This is a guest post written for PCSgrades by Shermaine Perry-Knights, who grew up as a military kid. As an adult, she now shares her experiences through her books and written materials. 

You ask, “how did PCSing shape who I am today?” Being a military brat has taught me so much. It is a lifestyle of focus, discipline, and dynamic change. PCSing has its drawbacks; however, the benefits far outweigh the costs. Above all, PCS can be viewed as a celebration of culture and diversity, and a tough lesson that change is different, but not bad. It is a new beginning, adventure, and opportunity for personal and professional growth. PCSing is what I need to KNOW and DO to develop myself, others, and to positively impact organizations.

The very whispers of PCSing brings memories of three values that I hold highly: Communication, appreciation of different cultures, and a love of traveling.

PCSing teaches military kids communication

Speaking clearly and connecting with others was at the heart of my experience PCSing. It remains at the heart of my work in organizational development. Effectively communicating requires a high level of knowledge of communication principles and techniques to articulate the appropriate message for a particular audience. It requires active listening, exchange of dialogue, and the ability to express thoughts, feelings, and ideas clearly, concisely, and compellingly.

My earliest memories of PCSing were the brief explanation of a new adventure.
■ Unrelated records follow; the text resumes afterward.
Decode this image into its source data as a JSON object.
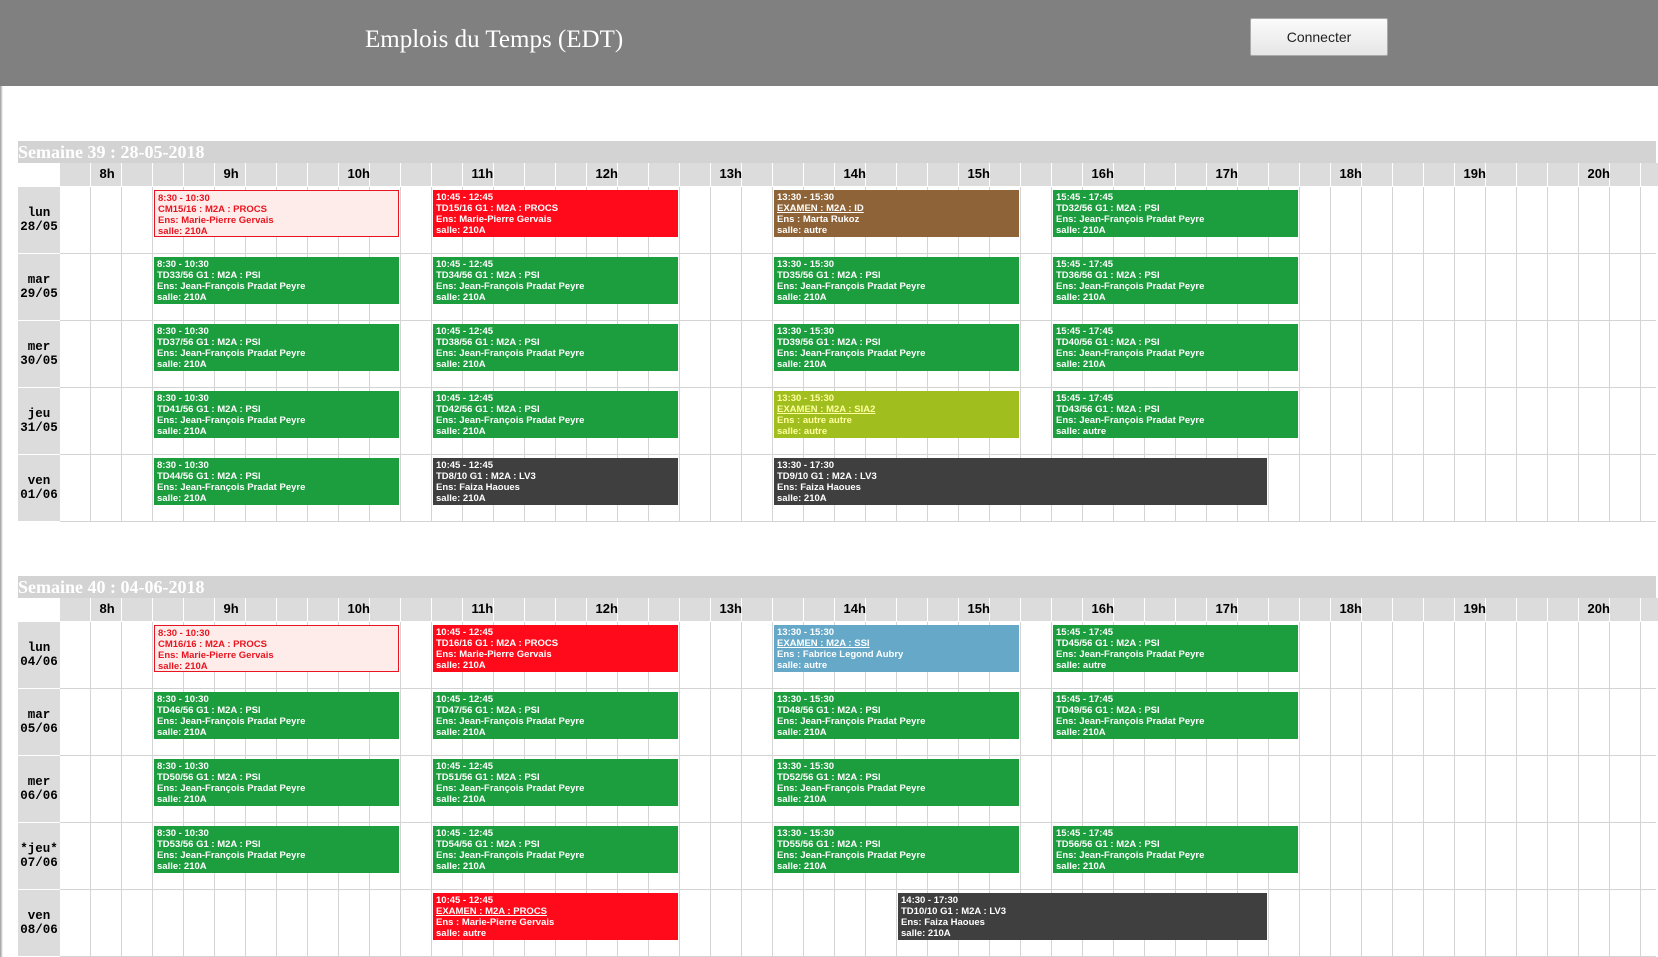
{
  "app": {
    "title": "Emplois du Temps (EDT)",
    "connect_label": "Connecter"
  },
  "hours": [
    "8h",
    "9h",
    "10h",
    "11h",
    "12h",
    "13h",
    "14h",
    "15h",
    "16h",
    "17h",
    "18h",
    "19h",
    "20h"
  ],
  "colors": {
    "CM": "#fdecea",
    "PROCS": "#ff0a1a",
    "PSI": "#1c9e3e",
    "ID": "#8d6337",
    "SIA2": "#a0bf1e",
    "LV3": "#3f3f3f",
    "SSI": "#66a8c8"
  },
  "weeks": [
    {
      "title": "Semaine 39 : 28-05-2018",
      "days": [
        {
          "name": "lun",
          "date": "28/05",
          "events": [
            {
              "start": "8:30",
              "end": "10:30",
              "time": "8:30 - 10:30",
              "title": "CM15/16 : M2A : PROCS",
              "teacher": "Ens: Marie-Pierre Gervais",
              "room": "salle: 210A",
              "kind": "cm"
            },
            {
              "start": "10:45",
              "end": "12:45",
              "time": "10:45 - 12:45",
              "title": "TD15/16 G1 : M2A : PROCS",
              "teacher": "Ens: Marie-Pierre Gervais",
              "room": "salle: 210A",
              "kind": "procs"
            },
            {
              "start": "13:30",
              "end": "15:30",
              "time": "13:30 - 15:30",
              "title": "EXAMEN : M2A : ID",
              "teacher": "Ens : Marta Rukoz",
              "room": "salle: autre",
              "kind": "id",
              "underline": true
            },
            {
              "start": "15:45",
              "end": "17:45",
              "time": "15:45 - 17:45",
              "title": "TD32/56 G1 : M2A : PSI",
              "teacher": "Ens: Jean-François Pradat Peyre",
              "room": "salle: 210A",
              "kind": "psi"
            }
          ]
        },
        {
          "name": "mar",
          "date": "29/05",
          "events": [
            {
              "start": "8:30",
              "end": "10:30",
              "time": "8:30 - 10:30",
              "title": "TD33/56 G1 : M2A : PSI",
              "teacher": "Ens: Jean-François Pradat Peyre",
              "room": "salle: 210A",
              "kind": "psi"
            },
            {
              "start": "10:45",
              "end": "12:45",
              "time": "10:45 - 12:45",
              "title": "TD34/56 G1 : M2A : PSI",
              "teacher": "Ens: Jean-François Pradat Peyre",
              "room": "salle: 210A",
              "kind": "psi"
            },
            {
              "start": "13:30",
              "end": "15:30",
              "time": "13:30 - 15:30",
              "title": "TD35/56 G1 : M2A : PSI",
              "teacher": "Ens: Jean-François Pradat Peyre",
              "room": "salle: 210A",
              "kind": "psi"
            },
            {
              "start": "15:45",
              "end": "17:45",
              "time": "15:45 - 17:45",
              "title": "TD36/56 G1 : M2A : PSI",
              "teacher": "Ens: Jean-François Pradat Peyre",
              "room": "salle: 210A",
              "kind": "psi"
            }
          ]
        },
        {
          "name": "mer",
          "date": "30/05",
          "events": [
            {
              "start": "8:30",
              "end": "10:30",
              "time": "8:30 - 10:30",
              "title": "TD37/56 G1 : M2A : PSI",
              "teacher": "Ens: Jean-François Pradat Peyre",
              "room": "salle: 210A",
              "kind": "psi"
            },
            {
              "start": "10:45",
              "end": "12:45",
              "time": "10:45 - 12:45",
              "title": "TD38/56 G1 : M2A : PSI",
              "teacher": "Ens: Jean-François Pradat Peyre",
              "room": "salle: 210A",
              "kind": "psi"
            },
            {
              "start": "13:30",
              "end": "15:30",
              "time": "13:30 - 15:30",
              "title": "TD39/56 G1 : M2A : PSI",
              "teacher": "Ens: Jean-François Pradat Peyre",
              "room": "salle: 210A",
              "kind": "psi"
            },
            {
              "start": "15:45",
              "end": "17:45",
              "time": "15:45 - 17:45",
              "title": "TD40/56 G1 : M2A : PSI",
              "teacher": "Ens: Jean-François Pradat Peyre",
              "room": "salle: 210A",
              "kind": "psi"
            }
          ]
        },
        {
          "name": "jeu",
          "date": "31/05",
          "events": [
            {
              "start": "8:30",
              "end": "10:30",
              "time": "8:30 - 10:30",
              "title": "TD41/56 G1 : M2A : PSI",
              "teacher": "Ens: Jean-François Pradat Peyre",
              "room": "salle: 210A",
              "kind": "psi"
            },
            {
              "start": "10:45",
              "end": "12:45",
              "time": "10:45 - 12:45",
              "title": "TD42/56 G1 : M2A : PSI",
              "teacher": "Ens: Jean-François Pradat Peyre",
              "room": "salle: 210A",
              "kind": "psi"
            },
            {
              "start": "13:30",
              "end": "15:30",
              "time": "13:30 - 15:30",
              "title": "EXAMEN : M2A : SIA2",
              "teacher": "Ens : autre autre",
              "room": "salle: autre",
              "kind": "sia2",
              "underline": true
            },
            {
              "start": "15:45",
              "end": "17:45",
              "time": "15:45 - 17:45",
              "title": "TD43/56 G1 : M2A : PSI",
              "teacher": "Ens: Jean-François Pradat Peyre",
              "room": "salle: autre",
              "kind": "psi"
            }
          ]
        },
        {
          "name": "ven",
          "date": "01/06",
          "events": [
            {
              "start": "8:30",
              "end": "10:30",
              "time": "8:30 - 10:30",
              "title": "TD44/56 G1 : M2A : PSI",
              "teacher": "Ens: Jean-François Pradat Peyre",
              "room": "salle: 210A",
              "kind": "psi"
            },
            {
              "start": "10:45",
              "end": "12:45",
              "time": "10:45 - 12:45",
              "title": "TD8/10 G1 : M2A : LV3",
              "teacher": "Ens: Faiza Haoues",
              "room": "salle: 210A",
              "kind": "lv3"
            },
            {
              "start": "13:30",
              "end": "17:30",
              "time": "13:30 - 17:30",
              "title": "TD9/10 G1 : M2A : LV3",
              "teacher": "Ens: Faiza Haoues",
              "room": "salle: 210A",
              "kind": "lv3"
            }
          ]
        }
      ]
    },
    {
      "title": "Semaine 40 : 04-06-2018",
      "days": [
        {
          "name": "lun",
          "date": "04/06",
          "events": [
            {
              "start": "8:30",
              "end": "10:30",
              "time": "8:30 - 10:30",
              "title": "CM16/16 : M2A : PROCS",
              "teacher": "Ens: Marie-Pierre Gervais",
              "room": "salle: 210A",
              "kind": "cm"
            },
            {
              "start": "10:45",
              "end": "12:45",
              "time": "10:45 - 12:45",
              "title": "TD16/16 G1 : M2A : PROCS",
              "teacher": "Ens: Marie-Pierre Gervais",
              "room": "salle: 210A",
              "kind": "procs"
            },
            {
              "start": "13:30",
              "end": "15:30",
              "time": "13:30 - 15:30",
              "title": "EXAMEN : M2A : SSI",
              "teacher": "Ens : Fabrice Legond Aubry",
              "room": "salle: autre",
              "kind": "ssi",
              "underline": true
            },
            {
              "start": "15:45",
              "end": "17:45",
              "time": "15:45 - 17:45",
              "title": "TD45/56 G1 : M2A : PSI",
              "teacher": "Ens: Jean-François Pradat Peyre",
              "room": "salle: autre",
              "kind": "psi"
            }
          ]
        },
        {
          "name": "mar",
          "date": "05/06",
          "events": [
            {
              "start": "8:30",
              "end": "10:30",
              "time": "8:30 - 10:30",
              "title": "TD46/56 G1 : M2A : PSI",
              "teacher": "Ens: Jean-François Pradat Peyre",
              "room": "salle: 210A",
              "kind": "psi"
            },
            {
              "start": "10:45",
              "end": "12:45",
              "time": "10:45 - 12:45",
              "title": "TD47/56 G1 : M2A : PSI",
              "teacher": "Ens: Jean-François Pradat Peyre",
              "room": "salle: 210A",
              "kind": "psi"
            },
            {
              "start": "13:30",
              "end": "15:30",
              "time": "13:30 - 15:30",
              "title": "TD48/56 G1 : M2A : PSI",
              "teacher": "Ens: Jean-François Pradat Peyre",
              "room": "salle: 210A",
              "kind": "psi"
            },
            {
              "start": "15:45",
              "end": "17:45",
              "time": "15:45 - 17:45",
              "title": "TD49/56 G1 : M2A : PSI",
              "teacher": "Ens: Jean-François Pradat Peyre",
              "room": "salle: 210A",
              "kind": "psi"
            }
          ]
        },
        {
          "name": "mer",
          "date": "06/06",
          "events": [
            {
              "start": "8:30",
              "end": "10:30",
              "time": "8:30 - 10:30",
              "title": "TD50/56 G1 : M2A : PSI",
              "teacher": "Ens: Jean-François Pradat Peyre",
              "room": "salle: 210A",
              "kind": "psi"
            },
            {
              "start": "10:45",
              "end": "12:45",
              "time": "10:45 - 12:45",
              "title": "TD51/56 G1 : M2A : PSI",
              "teacher": "Ens: Jean-François Pradat Peyre",
              "room": "salle: 210A",
              "kind": "psi"
            },
            {
              "start": "13:30",
              "end": "15:30",
              "time": "13:30 - 15:30",
              "title": "TD52/56 G1 : M2A : PSI",
              "teacher": "Ens: Jean-François Pradat Peyre",
              "room": "salle: 210A",
              "kind": "psi"
            }
          ]
        },
        {
          "name": "*jeu*",
          "date": "07/06",
          "events": [
            {
              "start": "8:30",
              "end": "10:30",
              "time": "8:30 - 10:30",
              "title": "TD53/56 G1 : M2A : PSI",
              "teacher": "Ens: Jean-François Pradat Peyre",
              "room": "salle: 210A",
              "kind": "psi"
            },
            {
              "start": "10:45",
              "end": "12:45",
              "time": "10:45 - 12:45",
              "title": "TD54/56 G1 : M2A : PSI",
              "teacher": "Ens: Jean-François Pradat Peyre",
              "room": "salle: 210A",
              "kind": "psi"
            },
            {
              "start": "13:30",
              "end": "15:30",
              "time": "13:30 - 15:30",
              "title": "TD55/56 G1 : M2A : PSI",
              "teacher": "Ens: Jean-François Pradat Peyre",
              "room": "salle: 210A",
              "kind": "psi"
            },
            {
              "start": "15:45",
              "end": "17:45",
              "time": "15:45 - 17:45",
              "title": "TD56/56 G1 : M2A : PSI",
              "teacher": "Ens: Jean-François Pradat Peyre",
              "room": "salle: 210A",
              "kind": "psi"
            }
          ]
        },
        {
          "name": "ven",
          "date": "08/06",
          "events": [
            {
              "start": "10:45",
              "end": "12:45",
              "time": "10:45 - 12:45",
              "title": "EXAMEN : M2A : PROCS",
              "teacher": "Ens : Marie-Pierre Gervais",
              "room": "salle: autre",
              "kind": "procs",
              "underline": true
            },
            {
              "start": "14:30",
              "end": "17:30",
              "time": "14:30 - 17:30",
              "title": "TD10/10 G1 : M2A : LV3",
              "teacher": "Ens: Faiza Haoues",
              "room": "salle: 210A",
              "kind": "lv3"
            }
          ]
        }
      ]
    }
  ]
}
Mostly, how far and when the new adventure begins. The who, what, and why are often missing from the discussion between the servicemember and military kids. I have learned to thrive in the ‘how’ and ‘when’. Even today as I manage projects, I focus on the ‘how’ and ‘when’. Living in Turkey, as an American, taught me work ethic, patience in traffic, the importance of nonverbal cues, making friends, and blending in among the people. PCSing is the frame for every new adventure. Sometimes the frame is what makes the picture perfect. It is up to us to paint the picture with our experiences. Every PCS is a learning experience where I can talk to anyone about anything.

Military kids experience cultural diversity

Second, PCSing gave me a deep appreciation for different cultures, diversity, inclusivity and acceptance. PCSing is a two-way street requiring give-and-take. Like many military kids, I absorbed customs from every adventure and remain culturally inclusive today. I often say Ciao for both ‘hello’ and ‘goodbye’. This is a custom that I adopted from time spent in Italy. The PCS to Naples, Italy was a life-changing experience. So much of the Italian customs, language, food, and daily lifestyle became a part of who I am today.

Every PCS shaped me emotionally and mentally. I have never met a stranger and easily connect with and relate to others. This deep appreciation for the newness of life encouraged me to try new things and embrace new people. The beauty of PCSing is being able to see the value in every station, experience, and corner of the world. There is something to learn and explore in every situation and environment.  

PCSing gives military kids a love of travel

The third and most impactful value is that PCSing sparked a love for traveling. Moving a lot nurtured my adventurous spirit. I’m a lifelong learner and travel is my favorite path for discovery. I’m self-motivated with an insatiable curiosity for intelligent risk-taking. That is something I picked up along the way while PCSing.

This preparation is valuable in the workplace. Cultural awareness and the ability to foster an inclusive work environment are requirements in today’s global business climate. Travelling has become my pursuit of knowledge for personal and professional reasons. Being effective means showing respect for different perspectives, backgrounds, customs, abilities, and behavior norms, as well as ensuring all employees are respected and involved by leveraging their capabilities, insights, and ideas. I can adapt to any situation from facilitating difficult conversations, calmly offering assistance in case of emergency, or implementing organizational change. 

PCSing gave me the ability to own my confidence and display high competence with decision-making. Nowhere is home, but PCSing is the path to unlocking new adventures and noteworthy experiences for military families. This is a lifetime of focus, discipline, and consistent change that make me who I am today. 


Shermaine Perry-Knights is an award-winning facilitator, project manager, speaker, and author. As a Certified Professional in Talent Development, Shermaine is passionate about helping others develop emotional intelligence and leadership skills. Each of her published books supports the growth mindset (self-care, resilience, and career readiness). Shermaine is a proud military kid and a lifelong learner. She earned a bachelor’s of arts in political science from Spelman College and a master’s in public administration from Strayer University. She has traveled throughout Asia and the West Indies, and she lived and studied in Europe and the Middle East. Shermaine Perry-Knights has authored guided journals, youth & adult coloring books, and children’s books. ​Her newest book, “I Move A Lot and That’s Okay” is available here